It's curtains for "the ultimate experience in fine dining and live jazz entertainment," otherwise known as Joshelé. What's up? "Just, some things," deadpans Joseph Barbaria, president of Republic Natural Resources Inc., the Plano restaurant's owner. Make that a few thousand things. A spokesman in Republic's offices -- Barbaria refused to elaborate -- says that when Barbaria purchased Bistro 1401 to launch Joshelé last fall, he discovered the operation was sagging under a debt load that he now claims wasn't fully disclosed. "It would be like buying a ship that you thought had just a few problems to take care of, and instead you bought the Titanic just before it slipped under," the spokesman says. Maybe purchasing a ship with its stern up in the air and its bow winking at the bottom of the Atlantic skirts full disclosure in some circles.
Despite the Titanic metaphor, some haven't been entertained by what looks like an ongoing Joshelé shirk. Beginning in late March, the restaurant and Barbaria have been sued by three firms -- Seafood Supply, Sysco Food Services, and The Dallas Morning News -- seeking a total of some $95,000 in skipped payments for various goods and services (including $12,000 in assumed Bistro 1401 debt).
But this may be just an ultimate dining rerun. Back in 1995, Barbaria attempted to launch a similar restaurant dubbed Joshelé in Addison through his now bankrupt firm Gulf Oil & Refining Co. One source, who spoke on condition that he not be identified, claims he and former Star Canyon manager Reggie Park (now with Reata in Fort Worth) developed the concept for Barbaria only to have him yank the plug at the last minute. This time, however, it appears the concept won't rise again. Barbaria reportedly came up with the tag "Joshelé" by combining his and his wife Michele's first names.

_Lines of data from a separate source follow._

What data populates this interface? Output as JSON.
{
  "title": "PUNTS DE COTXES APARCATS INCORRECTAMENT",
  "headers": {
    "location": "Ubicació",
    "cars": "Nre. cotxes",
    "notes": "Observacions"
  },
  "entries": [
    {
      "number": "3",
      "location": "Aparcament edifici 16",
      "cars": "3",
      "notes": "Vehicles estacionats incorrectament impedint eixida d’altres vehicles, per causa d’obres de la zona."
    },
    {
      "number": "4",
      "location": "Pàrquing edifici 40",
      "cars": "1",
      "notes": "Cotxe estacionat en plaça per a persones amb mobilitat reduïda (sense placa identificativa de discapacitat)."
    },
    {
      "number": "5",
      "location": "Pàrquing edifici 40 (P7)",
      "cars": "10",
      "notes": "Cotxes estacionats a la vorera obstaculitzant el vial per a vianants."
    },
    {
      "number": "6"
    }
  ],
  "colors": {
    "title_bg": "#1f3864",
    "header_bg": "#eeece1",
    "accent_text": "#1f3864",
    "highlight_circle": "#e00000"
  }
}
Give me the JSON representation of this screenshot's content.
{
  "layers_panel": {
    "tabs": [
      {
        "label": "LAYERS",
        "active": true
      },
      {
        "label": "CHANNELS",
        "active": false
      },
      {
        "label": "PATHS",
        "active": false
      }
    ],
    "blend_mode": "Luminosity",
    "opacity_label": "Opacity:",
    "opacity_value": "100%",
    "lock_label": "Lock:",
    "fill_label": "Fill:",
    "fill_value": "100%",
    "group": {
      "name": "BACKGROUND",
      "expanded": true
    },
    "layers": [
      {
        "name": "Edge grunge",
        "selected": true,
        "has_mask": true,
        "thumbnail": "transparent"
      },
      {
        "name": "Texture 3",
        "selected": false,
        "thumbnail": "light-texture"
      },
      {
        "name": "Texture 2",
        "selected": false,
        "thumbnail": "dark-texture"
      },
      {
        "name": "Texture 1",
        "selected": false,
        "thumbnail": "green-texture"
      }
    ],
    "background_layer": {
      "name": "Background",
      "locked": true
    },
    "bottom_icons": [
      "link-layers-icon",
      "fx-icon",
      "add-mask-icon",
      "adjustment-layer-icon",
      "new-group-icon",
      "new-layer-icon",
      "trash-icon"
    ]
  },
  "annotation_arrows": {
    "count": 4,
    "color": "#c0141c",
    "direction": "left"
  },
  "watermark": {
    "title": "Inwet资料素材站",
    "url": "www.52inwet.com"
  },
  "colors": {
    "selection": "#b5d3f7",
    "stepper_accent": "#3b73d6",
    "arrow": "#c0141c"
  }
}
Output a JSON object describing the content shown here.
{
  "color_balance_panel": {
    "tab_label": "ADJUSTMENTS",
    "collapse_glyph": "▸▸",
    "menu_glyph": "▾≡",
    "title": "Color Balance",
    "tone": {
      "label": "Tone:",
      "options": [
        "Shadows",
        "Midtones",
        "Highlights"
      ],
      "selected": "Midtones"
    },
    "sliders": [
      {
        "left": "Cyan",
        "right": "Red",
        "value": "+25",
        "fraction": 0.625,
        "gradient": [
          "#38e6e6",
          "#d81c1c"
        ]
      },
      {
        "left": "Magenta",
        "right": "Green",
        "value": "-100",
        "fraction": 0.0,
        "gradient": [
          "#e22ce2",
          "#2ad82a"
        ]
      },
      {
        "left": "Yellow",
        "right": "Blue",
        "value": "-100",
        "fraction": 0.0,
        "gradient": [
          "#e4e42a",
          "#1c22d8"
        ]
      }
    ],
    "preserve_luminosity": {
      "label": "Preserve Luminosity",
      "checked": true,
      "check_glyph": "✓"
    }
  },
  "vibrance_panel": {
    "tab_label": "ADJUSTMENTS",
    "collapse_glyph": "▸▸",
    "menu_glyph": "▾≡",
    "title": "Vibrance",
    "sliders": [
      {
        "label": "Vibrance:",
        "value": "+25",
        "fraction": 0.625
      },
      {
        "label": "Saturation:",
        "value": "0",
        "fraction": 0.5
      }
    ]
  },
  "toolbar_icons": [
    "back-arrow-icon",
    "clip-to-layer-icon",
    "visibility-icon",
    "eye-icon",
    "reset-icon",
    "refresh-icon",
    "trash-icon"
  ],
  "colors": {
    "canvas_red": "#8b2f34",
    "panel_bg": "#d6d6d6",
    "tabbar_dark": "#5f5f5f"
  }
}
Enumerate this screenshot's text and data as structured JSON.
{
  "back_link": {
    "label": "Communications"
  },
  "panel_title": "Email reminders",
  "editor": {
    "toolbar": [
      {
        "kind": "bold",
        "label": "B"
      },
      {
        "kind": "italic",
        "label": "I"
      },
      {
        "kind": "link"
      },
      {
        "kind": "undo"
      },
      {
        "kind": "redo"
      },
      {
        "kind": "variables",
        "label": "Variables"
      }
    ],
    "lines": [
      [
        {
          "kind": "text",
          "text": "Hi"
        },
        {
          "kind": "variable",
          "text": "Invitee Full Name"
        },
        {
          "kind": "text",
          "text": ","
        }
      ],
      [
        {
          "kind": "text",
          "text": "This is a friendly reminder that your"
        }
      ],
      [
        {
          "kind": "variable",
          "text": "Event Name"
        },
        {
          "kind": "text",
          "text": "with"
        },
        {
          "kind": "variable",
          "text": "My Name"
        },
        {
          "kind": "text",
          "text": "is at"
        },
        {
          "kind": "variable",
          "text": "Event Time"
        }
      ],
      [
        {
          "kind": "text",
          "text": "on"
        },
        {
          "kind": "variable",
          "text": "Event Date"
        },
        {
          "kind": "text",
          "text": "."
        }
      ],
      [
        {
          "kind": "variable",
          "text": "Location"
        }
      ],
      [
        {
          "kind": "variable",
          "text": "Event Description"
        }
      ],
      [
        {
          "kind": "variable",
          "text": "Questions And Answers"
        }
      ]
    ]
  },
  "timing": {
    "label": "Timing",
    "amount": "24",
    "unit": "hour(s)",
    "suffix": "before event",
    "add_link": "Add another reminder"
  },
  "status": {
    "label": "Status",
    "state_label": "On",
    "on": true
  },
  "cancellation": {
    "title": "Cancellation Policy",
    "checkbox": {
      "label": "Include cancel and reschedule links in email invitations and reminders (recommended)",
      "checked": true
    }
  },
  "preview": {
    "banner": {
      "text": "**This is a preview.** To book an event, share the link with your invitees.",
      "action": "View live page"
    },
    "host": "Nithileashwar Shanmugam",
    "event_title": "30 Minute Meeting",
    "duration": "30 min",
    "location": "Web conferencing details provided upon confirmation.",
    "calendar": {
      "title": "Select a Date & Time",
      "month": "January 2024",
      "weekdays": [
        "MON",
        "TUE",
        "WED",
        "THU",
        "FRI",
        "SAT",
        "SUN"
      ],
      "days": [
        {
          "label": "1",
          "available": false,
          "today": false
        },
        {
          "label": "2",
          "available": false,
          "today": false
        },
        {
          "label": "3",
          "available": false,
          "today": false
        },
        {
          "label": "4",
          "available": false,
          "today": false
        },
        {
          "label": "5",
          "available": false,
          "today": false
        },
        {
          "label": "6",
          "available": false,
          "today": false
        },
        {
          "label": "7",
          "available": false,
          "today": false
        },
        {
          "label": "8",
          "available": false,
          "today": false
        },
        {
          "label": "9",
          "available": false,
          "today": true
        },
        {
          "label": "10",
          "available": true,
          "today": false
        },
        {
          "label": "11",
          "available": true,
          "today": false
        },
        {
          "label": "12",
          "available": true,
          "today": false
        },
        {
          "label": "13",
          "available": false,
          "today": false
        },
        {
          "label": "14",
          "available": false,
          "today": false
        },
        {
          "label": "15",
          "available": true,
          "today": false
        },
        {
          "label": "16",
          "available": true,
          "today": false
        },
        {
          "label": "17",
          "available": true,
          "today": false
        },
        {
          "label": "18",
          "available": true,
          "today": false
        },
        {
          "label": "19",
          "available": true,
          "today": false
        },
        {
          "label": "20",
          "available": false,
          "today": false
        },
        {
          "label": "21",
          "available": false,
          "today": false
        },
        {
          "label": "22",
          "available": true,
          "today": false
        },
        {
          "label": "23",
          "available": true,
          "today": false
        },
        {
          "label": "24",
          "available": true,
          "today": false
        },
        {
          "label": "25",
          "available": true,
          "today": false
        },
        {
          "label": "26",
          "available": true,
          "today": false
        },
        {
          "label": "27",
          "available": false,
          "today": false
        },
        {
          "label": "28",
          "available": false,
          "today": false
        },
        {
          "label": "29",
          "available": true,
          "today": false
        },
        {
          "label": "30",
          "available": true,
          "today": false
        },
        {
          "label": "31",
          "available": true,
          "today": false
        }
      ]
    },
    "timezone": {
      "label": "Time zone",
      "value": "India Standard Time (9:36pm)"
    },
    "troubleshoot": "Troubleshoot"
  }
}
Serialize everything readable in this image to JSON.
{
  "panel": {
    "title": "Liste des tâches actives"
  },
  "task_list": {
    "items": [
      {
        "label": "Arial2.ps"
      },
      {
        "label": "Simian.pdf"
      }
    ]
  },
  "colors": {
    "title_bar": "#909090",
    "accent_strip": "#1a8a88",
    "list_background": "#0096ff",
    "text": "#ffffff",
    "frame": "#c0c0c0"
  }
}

And just as Joshelé was bolted shut in early June, Barbaria sued his wife for divorce.
Svalesen cuts bait
After just over two years of upscale fishmongering and near-ceaseless press fawning (sometimes recanted), Fish chef Chris Svalesen is cutting loose from the downtown seafood haunt he founded with partner Steven Upright. Svalesen will open a new seafood restaurant September 1 on McKinney Avenue. As for details of the new project, Svalesen is about as forthcoming as a pair of bass lips. Still, he did reveal plans to quickly open additional restaurants in Chicago, New York, Atlanta, and Houston. Only fish I know that's a glutton for that much punishment is a salmon in heat.